Today’s Benghazi hearing of the House Oversight and Government Reform Committee gave Americans the first public eyewitness account from anyone actually on the ground in Libya on September 11, 2012.

Gregory Hicks, the former number two at the U.S. embassy in Tripoli, walked committee members through that fateful night. The testimony of the witnesses was totally gripping, extraordinary, and very emotional. Even if some of this account had already been made public, hearing it live was nothing less than tragic.

Unbelievably, it took eight months for this hearing to happen. Credit goes to the great courage of the three witnesses—Hicks, Mark Thompson, who leads State’s Foreign Emergency Support Team (FEST), and Eric Nordstrom, former regional security officer for the Middle East. And credit also goes to the persistence of committee chairman Darrell Issa (R–CA) to shine a light on the terrorist attack that took the lives of four brave Americans, including Ambassador Christopher Stevens.

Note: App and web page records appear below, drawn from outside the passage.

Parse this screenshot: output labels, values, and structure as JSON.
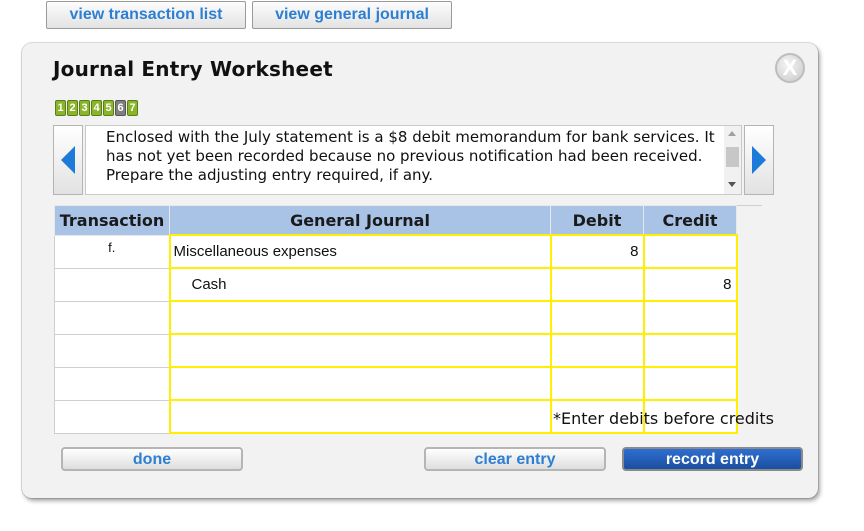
{
  "top_nav": {
    "transaction_list": "view transaction list",
    "general_journal": "view general journal"
  },
  "worksheet": {
    "title": "Journal Entry Worksheet",
    "close_label": "X",
    "steps": [
      "1",
      "2",
      "3",
      "4",
      "5",
      "6",
      "7"
    ],
    "current_step": "6",
    "description": "Enclosed with the July statement is a $8 debit memorandum for bank services. It has not yet been recorded because no previous notification had been received. Prepare the adjusting entry required, if any."
  },
  "journal_table": {
    "headers": {
      "transaction": "Transaction",
      "general_journal": "General Journal",
      "debit": "Debit",
      "credit": "Credit"
    },
    "rows": [
      {
        "transaction": "f.",
        "account": "Miscellaneous expenses",
        "debit": "8",
        "credit": ""
      },
      {
        "transaction": "",
        "account": "Cash",
        "debit": "",
        "credit": "8"
      },
      {
        "transaction": "",
        "account": "",
        "debit": "",
        "credit": ""
      },
      {
        "transaction": "",
        "account": "",
        "debit": "",
        "credit": ""
      },
      {
        "transaction": "",
        "account": "",
        "debit": "",
        "credit": ""
      },
      {
        "transaction": "",
        "account": "",
        "debit": "",
        "credit": ""
      }
    ],
    "hint": "*Enter debits before credits"
  },
  "buttons": {
    "done": "done",
    "clear_entry": "clear entry",
    "record_entry": "record entry"
  },
  "colors": {
    "header_fill": "#a9c3e6",
    "step_green": "#8ab42a",
    "step_current": "#7f7f7f",
    "input_border": "#ffef00",
    "primary_button": "#1f5bb5",
    "link_blue": "#2d7fd3"
  }
}
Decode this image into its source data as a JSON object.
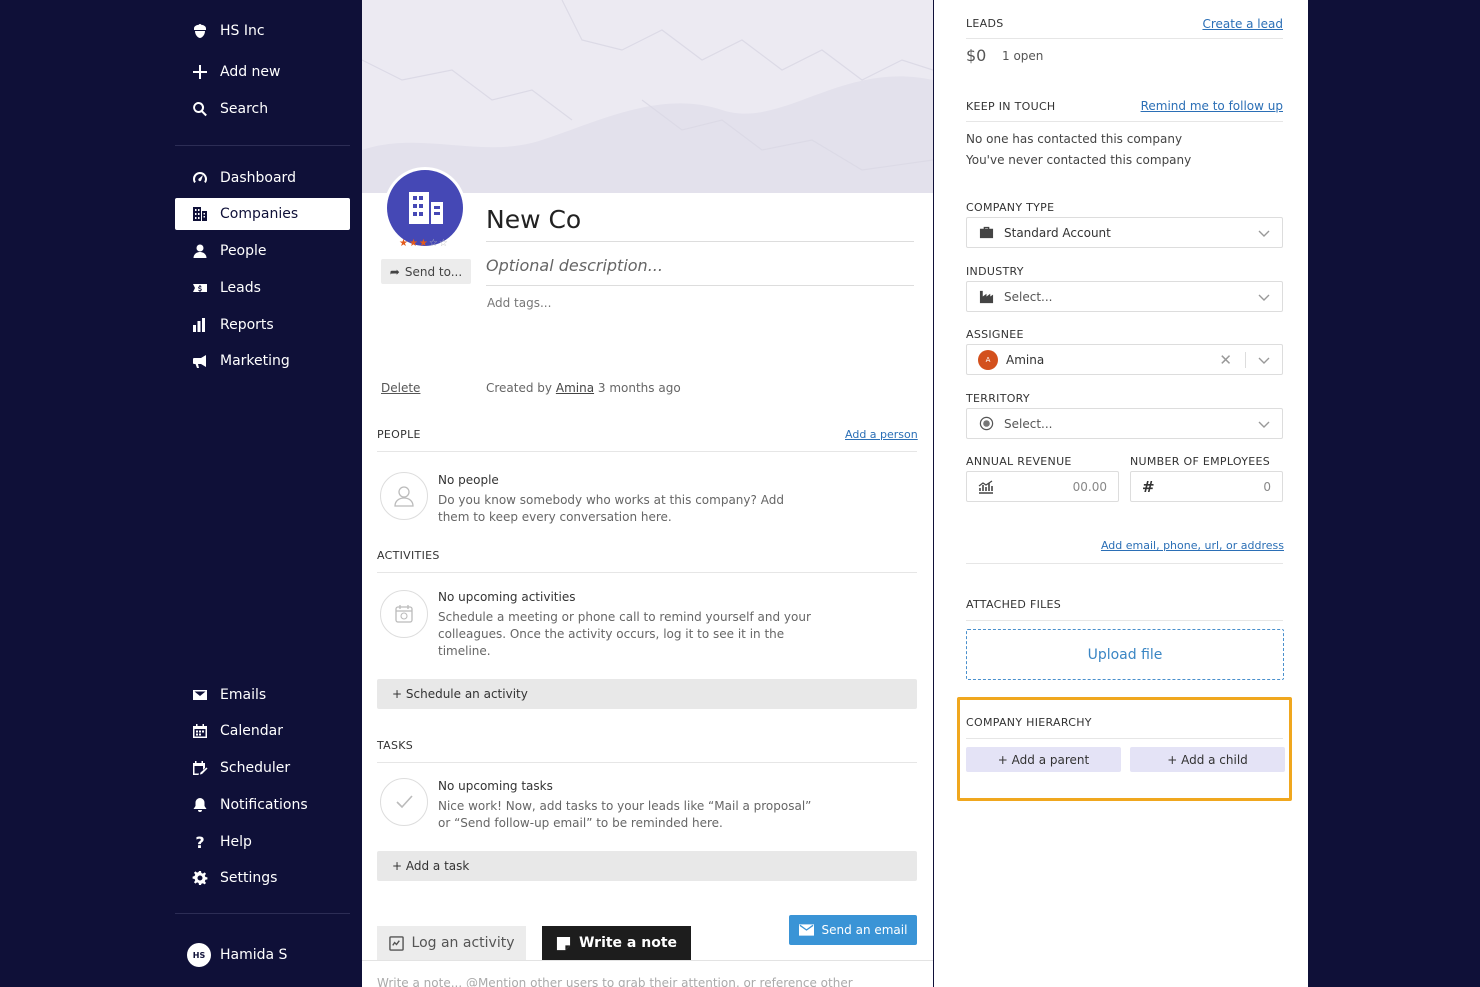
{
  "sidebar": {
    "org": "HS Inc",
    "add_new": "Add new",
    "search": "Search",
    "items": [
      {
        "label": "Dashboard",
        "icon": "dashboard-icon"
      },
      {
        "label": "Companies",
        "icon": "building-icon"
      },
      {
        "label": "People",
        "icon": "person-icon"
      },
      {
        "label": "Leads",
        "icon": "leads-icon"
      },
      {
        "label": "Reports",
        "icon": "bar-chart-icon"
      },
      {
        "label": "Marketing",
        "icon": "megaphone-icon"
      }
    ],
    "bottom_items": [
      {
        "label": "Emails",
        "icon": "envelope-icon"
      },
      {
        "label": "Calendar",
        "icon": "calendar-icon"
      },
      {
        "label": "Scheduler",
        "icon": "scheduler-icon"
      },
      {
        "label": "Notifications",
        "icon": "bell-icon"
      },
      {
        "label": "Help",
        "icon": "question-icon"
      },
      {
        "label": "Settings",
        "icon": "gear-icon"
      }
    ],
    "user_initials": "HS",
    "user_name": "Hamida S"
  },
  "company": {
    "name": "New Co",
    "description_placeholder": "Optional description...",
    "tags_placeholder": "Add tags...",
    "rating": 3,
    "rating_max": 5,
    "send_to": "Send to...",
    "delete": "Delete",
    "created_prefix": "Created by",
    "created_by": "Amina",
    "created_suffix": "3 months ago"
  },
  "people": {
    "title": "PEOPLE",
    "link": "Add a person",
    "empty_title": "No people",
    "empty_text": "Do you know somebody who works at this company? Add them to keep every conversation here."
  },
  "activities": {
    "title": "ACTIVITIES",
    "empty_title": "No upcoming activities",
    "empty_text": "Schedule a meeting or phone call to remind yourself and your colleagues. Once the activity occurs, log it to see it in the timeline.",
    "button": "+ Schedule an activity"
  },
  "tasks": {
    "title": "TASKS",
    "empty_title": "No upcoming tasks",
    "empty_text": "Nice work! Now, add tasks to your leads like “Mail a proposal” or “Send follow-up email” to be reminded here.",
    "button": "+ Add a task"
  },
  "composer": {
    "log_activity": "Log an activity",
    "write_note": "Write a note",
    "send_email": "Send an email",
    "note_placeholder": "Write a note... @Mention other users to grab their attention, or reference other"
  },
  "right": {
    "leads_label": "LEADS",
    "create_lead": "Create a lead",
    "leads_value": "$0",
    "leads_open": "1 open",
    "keep_in_touch": "KEEP IN TOUCH",
    "remind": "Remind me to follow up",
    "kit_line1": "No one has contacted this company",
    "kit_line2": "You've never contacted this company",
    "company_type_label": "COMPANY TYPE",
    "company_type_value": "Standard Account",
    "industry_label": "INDUSTRY",
    "industry_placeholder": "Select...",
    "assignee_label": "ASSIGNEE",
    "assignee_initial": "A",
    "assignee_value": "Amina",
    "territory_label": "TERRITORY",
    "territory_placeholder": "Select...",
    "revenue_label": "ANNUAL REVENUE",
    "revenue_value": "00.00",
    "employees_label": "NUMBER OF EMPLOYEES",
    "employees_value": "0",
    "add_contact": "Add email, phone, url, or address",
    "files_label": "ATTACHED FILES",
    "upload": "Upload file",
    "hierarchy_label": "COMPANY HIERARCHY",
    "add_parent": "+ Add a parent",
    "add_child": "+ Add a child"
  },
  "colors": {
    "sidebar_bg": "#0f1038",
    "accent": "#4548b5",
    "link": "#2b6fb6",
    "highlight": "#f0a71e"
  }
}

Most impressive were the glaring contrasts contained in the testimony. Hicks’s on-the-ground testimony shows both the glaring inadequacy of Washington’s response and the heroic efforts of the embassy and CIA teams on the ground in Libya. Both aspects of this case should be explored.

Standing out in the testimony was the fact that no one, from Ambassador Stevens on down, in any way interpreted the attack as part of a demonstration. Hicks described receiving two phone calls on his cell phone from Stevens. When the two of them made contact, Stevens told him, “Greg, we are under attack.” This was unambiguous.

It was also stunning to learn that the hospital to which the body of Stevens was carried after the attack on the Benghazi consulate was one controlled by the group responsible for the Benghazi attack, Ansar al Sharia. This completely contradicts the public statements made by Secretary of State Hillary Clinton to the American public.

And it was tragic to hear from Hicks of the frustration of the rapid response team, which was ready to deploy to Benghazi to assist their fellow Americans under attack. The rapid response team was ready but was told to stand down. They were told not to go to Benghazi, and they were “livid.”

Back in Washington, it took Clinton until 2:00 a.m. to call Tripoli to ask what was going on. Meanwhile, Thompson testified that the FEST team, created explicitly for such emergencies, was cut out of the action and the planning of the response.

But most of all, one got a sense of how alone the U.S. personnel in Libya were.